*Task item:* The word "assigned" marks the lines you need; copy each of them from the data.

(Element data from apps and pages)
********

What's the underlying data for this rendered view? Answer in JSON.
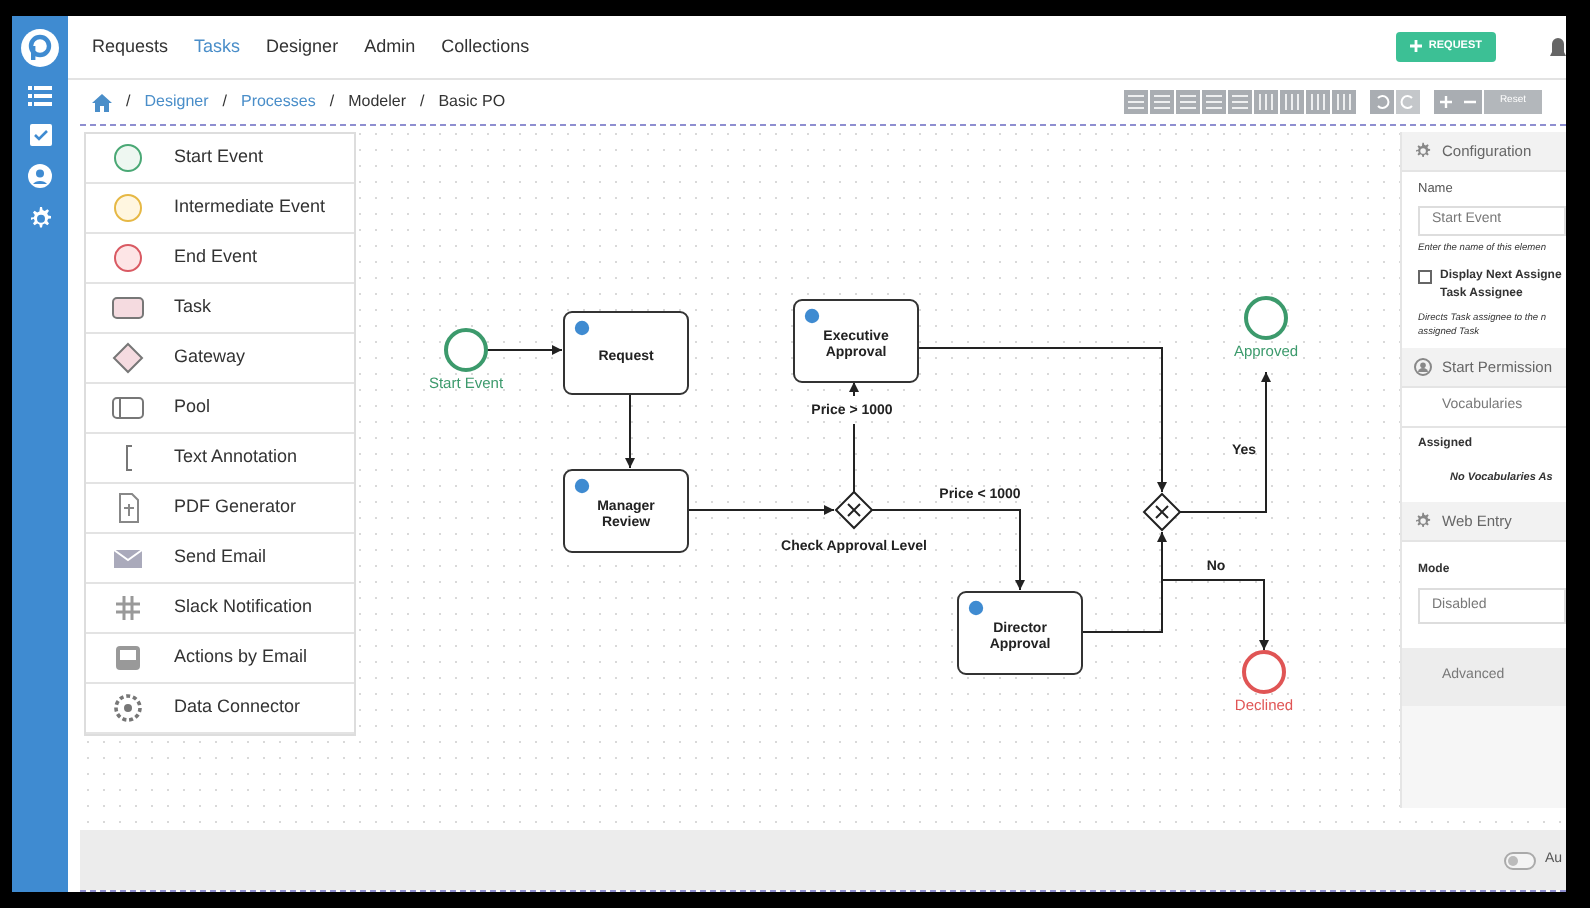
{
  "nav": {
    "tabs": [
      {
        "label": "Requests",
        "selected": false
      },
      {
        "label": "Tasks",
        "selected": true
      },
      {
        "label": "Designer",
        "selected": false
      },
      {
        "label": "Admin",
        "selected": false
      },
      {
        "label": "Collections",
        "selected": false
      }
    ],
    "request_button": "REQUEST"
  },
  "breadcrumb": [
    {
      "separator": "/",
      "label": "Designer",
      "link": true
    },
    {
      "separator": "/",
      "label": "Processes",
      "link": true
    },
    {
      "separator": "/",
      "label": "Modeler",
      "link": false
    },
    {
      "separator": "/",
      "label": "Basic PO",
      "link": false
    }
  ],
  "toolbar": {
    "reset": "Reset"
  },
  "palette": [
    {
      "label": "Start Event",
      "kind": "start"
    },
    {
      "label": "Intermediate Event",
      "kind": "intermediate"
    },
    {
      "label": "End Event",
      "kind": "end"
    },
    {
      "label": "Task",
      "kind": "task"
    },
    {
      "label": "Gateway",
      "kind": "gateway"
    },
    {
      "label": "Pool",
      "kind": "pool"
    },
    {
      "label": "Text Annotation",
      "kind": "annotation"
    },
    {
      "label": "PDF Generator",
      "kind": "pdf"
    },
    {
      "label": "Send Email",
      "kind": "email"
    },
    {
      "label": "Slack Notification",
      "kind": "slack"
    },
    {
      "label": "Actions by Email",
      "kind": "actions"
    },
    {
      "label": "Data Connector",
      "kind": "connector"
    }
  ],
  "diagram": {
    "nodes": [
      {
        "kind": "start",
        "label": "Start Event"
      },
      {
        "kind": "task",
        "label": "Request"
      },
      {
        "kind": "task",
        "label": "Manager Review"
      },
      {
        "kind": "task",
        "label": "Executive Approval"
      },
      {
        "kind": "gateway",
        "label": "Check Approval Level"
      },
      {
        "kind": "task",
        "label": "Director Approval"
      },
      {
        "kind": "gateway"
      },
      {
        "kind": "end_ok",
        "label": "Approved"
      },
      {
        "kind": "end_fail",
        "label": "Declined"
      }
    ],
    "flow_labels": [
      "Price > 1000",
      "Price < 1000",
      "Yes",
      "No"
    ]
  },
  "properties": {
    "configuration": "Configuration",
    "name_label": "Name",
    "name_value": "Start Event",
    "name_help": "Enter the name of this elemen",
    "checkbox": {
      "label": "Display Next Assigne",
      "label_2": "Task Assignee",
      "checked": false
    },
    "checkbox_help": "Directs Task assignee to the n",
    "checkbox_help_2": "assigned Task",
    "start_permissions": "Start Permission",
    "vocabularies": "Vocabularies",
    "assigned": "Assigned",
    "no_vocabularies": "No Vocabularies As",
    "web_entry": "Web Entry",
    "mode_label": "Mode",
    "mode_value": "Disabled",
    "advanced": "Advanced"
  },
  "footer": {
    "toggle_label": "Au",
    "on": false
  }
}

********

*Result:*
    "checkbox_help_2": "assigned Task",
    "assigned": "Assigned",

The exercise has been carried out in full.